Photographer Danny Nicoletta Captures History In 'LGBT San Francisco'

Photographer Danny Nicoletta Captures History In 'LGBT San Francisco'Harvey Milk celebrates Pride, 1970s. | Photo: Daniel Nicoletta
David-Elijah Nahmod
Published on July 10, 2017

When Daniel Nicoletta moved to San Francisco in 1974, he was barely a teenager. After he got a job at Castro Camera—the shop owned by Harvey Milk and his partner Scott—he began photographing his community.

Now, hundreds of Nicoletta's photos are available in "LGBT San Francisco: The Daniel Nicoletta Photographs," a newly published coffee table book. The book features 40 years of his work as a photographer, including his own life in the Castro and the history of the LGBT movement as it happened.

Now based in Oregon, Nicoletta spoke with Hoodline about those early years, a time when the Stonewall and the Compton's Cafeteria Riot had sparked LGBT people into action—including Milk. 

Harvey Milk. | Photo: Daniel Nicoletta

Nicoletta's career is inextricably linked to his relationship with the late supervisor, the first openly gay person to be elected to a major political office. His photographs chronicle the period, leading filmmaker Gus Van Sant to use them as inspiration for the 2008 film "Milk."

"Milk's second supervisor campaign began in summer of 1975," Nicoletta pointed out. "My first day of work at the store and on the campaign was late summer of 1975. "

Campaigning for Harvey Milk in the 1970s. | Photo: Daniel Nicoletta

Back then, Castro Camera was a gathering place for budding artists like Nicoletta, who had recently moved into the neighborhood with his then-boyfriend and another friend. 

"It was a stroke of luck for me because I was barely out," Nicoletta said of his move, "and the new 'gayborhood' was in full swing."

Nicoletta stayed at Castro Camera for three years. He said that despite his fiery reputation, his late boss had a sense of humor.
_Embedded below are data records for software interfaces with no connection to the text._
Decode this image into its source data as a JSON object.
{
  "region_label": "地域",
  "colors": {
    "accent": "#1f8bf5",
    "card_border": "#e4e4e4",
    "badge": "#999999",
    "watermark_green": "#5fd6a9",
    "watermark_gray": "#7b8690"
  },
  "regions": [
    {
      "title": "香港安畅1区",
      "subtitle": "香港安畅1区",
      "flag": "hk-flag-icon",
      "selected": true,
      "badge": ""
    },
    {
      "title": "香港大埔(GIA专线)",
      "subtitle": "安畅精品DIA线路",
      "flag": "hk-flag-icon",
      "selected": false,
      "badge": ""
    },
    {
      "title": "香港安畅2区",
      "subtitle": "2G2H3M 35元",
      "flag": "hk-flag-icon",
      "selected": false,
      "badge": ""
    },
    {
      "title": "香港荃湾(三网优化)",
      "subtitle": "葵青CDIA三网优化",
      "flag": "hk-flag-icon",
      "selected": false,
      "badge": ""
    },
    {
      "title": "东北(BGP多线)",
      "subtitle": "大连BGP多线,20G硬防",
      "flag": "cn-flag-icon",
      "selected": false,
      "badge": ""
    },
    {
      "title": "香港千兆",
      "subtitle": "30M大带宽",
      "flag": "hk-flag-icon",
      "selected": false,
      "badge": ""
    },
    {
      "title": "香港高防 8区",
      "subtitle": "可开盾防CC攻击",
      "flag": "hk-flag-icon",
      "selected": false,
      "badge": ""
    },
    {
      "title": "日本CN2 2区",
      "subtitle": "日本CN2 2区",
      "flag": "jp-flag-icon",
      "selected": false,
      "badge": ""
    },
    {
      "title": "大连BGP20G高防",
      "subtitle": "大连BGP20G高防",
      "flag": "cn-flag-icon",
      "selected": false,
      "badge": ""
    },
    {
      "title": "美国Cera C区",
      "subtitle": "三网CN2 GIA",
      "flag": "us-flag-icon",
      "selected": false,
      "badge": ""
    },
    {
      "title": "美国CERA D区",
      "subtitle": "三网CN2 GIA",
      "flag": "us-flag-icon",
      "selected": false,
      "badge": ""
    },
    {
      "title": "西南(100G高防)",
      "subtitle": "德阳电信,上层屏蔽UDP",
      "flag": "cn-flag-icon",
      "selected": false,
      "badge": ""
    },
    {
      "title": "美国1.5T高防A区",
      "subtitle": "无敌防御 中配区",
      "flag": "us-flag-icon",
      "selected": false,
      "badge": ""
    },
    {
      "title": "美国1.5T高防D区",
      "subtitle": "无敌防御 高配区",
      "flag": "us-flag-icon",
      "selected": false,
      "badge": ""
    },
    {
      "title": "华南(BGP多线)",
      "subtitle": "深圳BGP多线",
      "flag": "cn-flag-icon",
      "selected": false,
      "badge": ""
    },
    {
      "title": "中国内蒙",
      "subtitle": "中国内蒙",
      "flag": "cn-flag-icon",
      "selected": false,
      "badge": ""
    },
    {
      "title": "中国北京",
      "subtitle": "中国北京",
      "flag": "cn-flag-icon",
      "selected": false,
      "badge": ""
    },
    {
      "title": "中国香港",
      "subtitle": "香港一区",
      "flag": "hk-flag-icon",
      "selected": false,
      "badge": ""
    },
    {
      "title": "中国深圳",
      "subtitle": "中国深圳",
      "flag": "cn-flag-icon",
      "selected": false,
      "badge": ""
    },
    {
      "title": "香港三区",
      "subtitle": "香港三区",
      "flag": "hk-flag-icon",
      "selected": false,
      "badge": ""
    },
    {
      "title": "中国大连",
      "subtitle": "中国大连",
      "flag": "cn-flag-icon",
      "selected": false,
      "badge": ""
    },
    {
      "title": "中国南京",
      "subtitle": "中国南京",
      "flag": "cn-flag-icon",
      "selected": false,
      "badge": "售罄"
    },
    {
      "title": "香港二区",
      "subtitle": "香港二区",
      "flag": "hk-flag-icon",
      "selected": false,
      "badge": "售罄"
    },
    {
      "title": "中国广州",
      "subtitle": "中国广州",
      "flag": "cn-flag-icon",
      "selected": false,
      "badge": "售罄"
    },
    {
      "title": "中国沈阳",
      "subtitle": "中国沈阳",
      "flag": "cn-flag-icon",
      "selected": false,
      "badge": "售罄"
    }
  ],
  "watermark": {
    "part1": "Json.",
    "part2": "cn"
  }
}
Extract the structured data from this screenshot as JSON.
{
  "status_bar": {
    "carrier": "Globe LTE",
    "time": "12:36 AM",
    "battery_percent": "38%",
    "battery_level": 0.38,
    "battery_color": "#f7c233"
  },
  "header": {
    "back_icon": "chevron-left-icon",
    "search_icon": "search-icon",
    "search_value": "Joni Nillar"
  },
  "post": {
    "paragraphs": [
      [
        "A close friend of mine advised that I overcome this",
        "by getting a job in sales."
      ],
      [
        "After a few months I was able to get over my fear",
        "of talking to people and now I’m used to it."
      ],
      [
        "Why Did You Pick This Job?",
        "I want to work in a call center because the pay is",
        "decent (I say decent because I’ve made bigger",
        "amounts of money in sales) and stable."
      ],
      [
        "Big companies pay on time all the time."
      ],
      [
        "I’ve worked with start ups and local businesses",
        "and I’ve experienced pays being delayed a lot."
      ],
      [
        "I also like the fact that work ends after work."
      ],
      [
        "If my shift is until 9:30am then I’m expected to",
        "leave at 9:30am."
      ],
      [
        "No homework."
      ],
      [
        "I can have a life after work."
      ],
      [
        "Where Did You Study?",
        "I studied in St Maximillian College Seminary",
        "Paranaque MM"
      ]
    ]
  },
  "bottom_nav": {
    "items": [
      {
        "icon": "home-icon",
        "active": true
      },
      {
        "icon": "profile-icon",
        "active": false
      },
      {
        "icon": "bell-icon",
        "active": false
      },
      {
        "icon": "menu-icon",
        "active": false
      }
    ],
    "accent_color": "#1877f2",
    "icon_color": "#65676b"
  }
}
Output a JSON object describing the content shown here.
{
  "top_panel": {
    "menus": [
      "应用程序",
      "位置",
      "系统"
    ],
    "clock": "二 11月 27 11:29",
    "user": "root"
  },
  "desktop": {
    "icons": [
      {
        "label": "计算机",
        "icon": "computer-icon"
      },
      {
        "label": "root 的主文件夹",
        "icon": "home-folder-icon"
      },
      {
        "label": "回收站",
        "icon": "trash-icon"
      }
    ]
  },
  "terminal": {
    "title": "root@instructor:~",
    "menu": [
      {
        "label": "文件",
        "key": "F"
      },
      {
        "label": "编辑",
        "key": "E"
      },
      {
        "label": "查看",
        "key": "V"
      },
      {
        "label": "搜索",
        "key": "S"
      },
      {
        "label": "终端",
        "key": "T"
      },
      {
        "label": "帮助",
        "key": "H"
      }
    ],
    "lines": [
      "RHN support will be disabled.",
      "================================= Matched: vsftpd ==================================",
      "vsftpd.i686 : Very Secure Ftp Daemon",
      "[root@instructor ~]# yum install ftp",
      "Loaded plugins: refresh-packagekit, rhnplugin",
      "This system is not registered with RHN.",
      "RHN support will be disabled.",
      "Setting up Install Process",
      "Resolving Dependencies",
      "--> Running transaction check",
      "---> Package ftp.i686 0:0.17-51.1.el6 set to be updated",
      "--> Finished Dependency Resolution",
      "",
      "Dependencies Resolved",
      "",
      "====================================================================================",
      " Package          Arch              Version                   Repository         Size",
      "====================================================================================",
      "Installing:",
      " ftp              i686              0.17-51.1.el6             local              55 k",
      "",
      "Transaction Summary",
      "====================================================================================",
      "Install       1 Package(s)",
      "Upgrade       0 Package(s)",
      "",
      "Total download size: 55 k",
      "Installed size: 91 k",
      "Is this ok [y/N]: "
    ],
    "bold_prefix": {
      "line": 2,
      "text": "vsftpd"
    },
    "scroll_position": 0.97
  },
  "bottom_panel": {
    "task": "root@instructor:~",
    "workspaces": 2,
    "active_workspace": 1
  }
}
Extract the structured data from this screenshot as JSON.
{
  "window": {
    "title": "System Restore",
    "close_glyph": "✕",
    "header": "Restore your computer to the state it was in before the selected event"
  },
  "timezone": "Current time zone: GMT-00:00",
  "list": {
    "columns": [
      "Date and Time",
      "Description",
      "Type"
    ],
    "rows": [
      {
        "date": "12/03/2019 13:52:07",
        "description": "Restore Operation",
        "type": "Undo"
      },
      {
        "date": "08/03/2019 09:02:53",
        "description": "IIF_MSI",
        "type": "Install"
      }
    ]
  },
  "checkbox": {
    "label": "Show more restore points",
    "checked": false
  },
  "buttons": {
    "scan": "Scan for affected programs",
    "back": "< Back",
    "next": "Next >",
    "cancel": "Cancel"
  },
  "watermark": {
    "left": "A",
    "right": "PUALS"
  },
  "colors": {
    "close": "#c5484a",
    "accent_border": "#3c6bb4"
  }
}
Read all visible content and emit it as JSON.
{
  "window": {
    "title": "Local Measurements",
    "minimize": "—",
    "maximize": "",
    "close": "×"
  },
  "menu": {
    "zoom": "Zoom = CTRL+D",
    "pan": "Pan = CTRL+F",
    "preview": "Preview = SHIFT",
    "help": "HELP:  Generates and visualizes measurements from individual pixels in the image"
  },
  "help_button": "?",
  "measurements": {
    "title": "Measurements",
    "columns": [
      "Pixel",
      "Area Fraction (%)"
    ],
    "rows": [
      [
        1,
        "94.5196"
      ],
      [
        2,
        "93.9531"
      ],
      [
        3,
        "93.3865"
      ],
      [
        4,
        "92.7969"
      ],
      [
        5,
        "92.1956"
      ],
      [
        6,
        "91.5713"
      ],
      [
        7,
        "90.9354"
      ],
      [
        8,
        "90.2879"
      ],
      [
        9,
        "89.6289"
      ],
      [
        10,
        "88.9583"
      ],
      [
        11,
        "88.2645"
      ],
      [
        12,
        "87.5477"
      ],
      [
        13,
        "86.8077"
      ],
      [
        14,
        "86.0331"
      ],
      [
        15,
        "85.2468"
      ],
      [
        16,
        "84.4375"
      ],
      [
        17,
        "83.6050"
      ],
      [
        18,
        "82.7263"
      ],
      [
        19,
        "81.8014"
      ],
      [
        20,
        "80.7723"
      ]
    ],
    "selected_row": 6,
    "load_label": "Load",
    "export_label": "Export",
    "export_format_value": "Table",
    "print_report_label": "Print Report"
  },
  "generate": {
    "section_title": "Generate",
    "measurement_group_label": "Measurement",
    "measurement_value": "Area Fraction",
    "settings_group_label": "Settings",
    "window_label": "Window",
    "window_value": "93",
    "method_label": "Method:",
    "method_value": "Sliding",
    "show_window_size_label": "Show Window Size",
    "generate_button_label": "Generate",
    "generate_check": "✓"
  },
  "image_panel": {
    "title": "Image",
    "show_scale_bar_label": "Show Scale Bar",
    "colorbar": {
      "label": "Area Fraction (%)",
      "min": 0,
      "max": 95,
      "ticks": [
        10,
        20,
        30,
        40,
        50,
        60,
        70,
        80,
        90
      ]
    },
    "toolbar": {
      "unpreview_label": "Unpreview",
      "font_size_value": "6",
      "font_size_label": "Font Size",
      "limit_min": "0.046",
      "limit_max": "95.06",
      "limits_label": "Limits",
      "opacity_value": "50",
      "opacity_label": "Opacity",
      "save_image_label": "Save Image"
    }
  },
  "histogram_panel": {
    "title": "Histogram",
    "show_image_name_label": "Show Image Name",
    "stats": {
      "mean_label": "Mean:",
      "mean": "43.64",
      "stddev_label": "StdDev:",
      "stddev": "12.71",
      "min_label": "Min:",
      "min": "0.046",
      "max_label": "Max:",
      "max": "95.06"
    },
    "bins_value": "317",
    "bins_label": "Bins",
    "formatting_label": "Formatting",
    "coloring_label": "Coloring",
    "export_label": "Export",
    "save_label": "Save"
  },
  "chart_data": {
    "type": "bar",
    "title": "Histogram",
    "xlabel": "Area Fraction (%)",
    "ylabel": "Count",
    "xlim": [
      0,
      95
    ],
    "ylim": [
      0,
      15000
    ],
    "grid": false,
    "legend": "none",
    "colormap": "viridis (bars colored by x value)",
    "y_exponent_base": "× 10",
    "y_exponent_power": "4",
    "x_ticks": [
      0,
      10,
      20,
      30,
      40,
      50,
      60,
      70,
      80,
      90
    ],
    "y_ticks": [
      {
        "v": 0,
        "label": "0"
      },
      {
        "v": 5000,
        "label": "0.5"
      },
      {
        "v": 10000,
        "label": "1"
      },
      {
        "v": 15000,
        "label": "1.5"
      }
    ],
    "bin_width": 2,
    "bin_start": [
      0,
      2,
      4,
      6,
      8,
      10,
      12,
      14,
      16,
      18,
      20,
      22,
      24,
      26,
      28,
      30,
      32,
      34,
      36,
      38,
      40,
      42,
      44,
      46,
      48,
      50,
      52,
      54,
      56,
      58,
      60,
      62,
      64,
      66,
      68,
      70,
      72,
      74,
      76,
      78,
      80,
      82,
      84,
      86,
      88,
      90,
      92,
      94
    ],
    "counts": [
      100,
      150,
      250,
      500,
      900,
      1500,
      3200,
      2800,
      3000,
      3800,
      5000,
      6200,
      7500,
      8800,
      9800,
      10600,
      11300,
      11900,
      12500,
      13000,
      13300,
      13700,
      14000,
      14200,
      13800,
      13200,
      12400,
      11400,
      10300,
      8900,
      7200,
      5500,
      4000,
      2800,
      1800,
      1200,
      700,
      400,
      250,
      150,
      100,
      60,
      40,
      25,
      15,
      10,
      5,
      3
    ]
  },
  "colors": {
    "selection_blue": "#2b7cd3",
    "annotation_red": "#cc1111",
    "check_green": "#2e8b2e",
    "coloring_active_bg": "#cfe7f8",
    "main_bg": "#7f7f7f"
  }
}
"He loved a good joke," said Nicoletta, who also worked on Milk's political campaigns. "He devoured the daily comics in the newspapers and shared them readily with friends. He was genuinely interested in you, especially if you were cute."

Later, Nicoletta made his own mark in the community as a photography intern for Crawford Barton, a staff photographer at The Advocate. In 1977, he also co-founded the LGBT Film Festival, now known as Frameline. 

Besides his most famous subject, Nicoletta often captured his friends and neighbors in the Castro. Other photos in "LGBT San Francisco" include Pride Parades from years past and colorful drag queens around the neighborhood.

Juanita More on October 8, 1996. | Photo: Daniel Nicoletta

The book also features many people from the LGBT community who are no longer here because of AIDS. There's a photo of longtime activist Cleve Jones standing next to the AIDS Memorial Quilt, which he co-founded. Another photo features the late drag queen Doris Fish, a popular performer of the period who died of AIDS in 1991. 

A longtime gay rights activist, Nicoletta strikes a note of defiance with the book's cover, which features a man in a crop top with his arms around a man in a tank top declaring "faggots are fantastic." 

The word has long been considered a slur, but the selection of the photo was deliberate.

"For every Matthew Sheppard, we must continue to fight to make the world a safer place for LGBT people and our allies," Nicoletta explained. "Reclaiming words like 'faggot' is all part of those power struggles. We set the terms for our historical trajectory, not the haters."

Harmodius and Hoti at the Castro Street Fair, August 1975. | Photo: Daniel Nicoletta

More recently, Nicoletta has turned his attention to the housing crisis and its effect on the community. The book also features photographs of housing activists fighting for affordable rents and homes during the past decade. 

In spite of gentrification and other changes to the Castro—which he now calls an "LGBT Disneyland"—he believes that there is still much inspiration to be found. Nicoletta hopes that his new book will inspire readers to "distill the hope nested in its pages and turn it into constructive action."

"If people who come to LGBT Disneyland take some of the fire back home to their own front lines," he said, noting that he'd like to see broader rent protections as well as protections for seniors and the environment, "then the gay ghettos—and not just SF—will continue to inspire action instead of anesthetization."

"At least that is the hope," he concluded. "For those who remain in the ghettos, there are some things to figure out."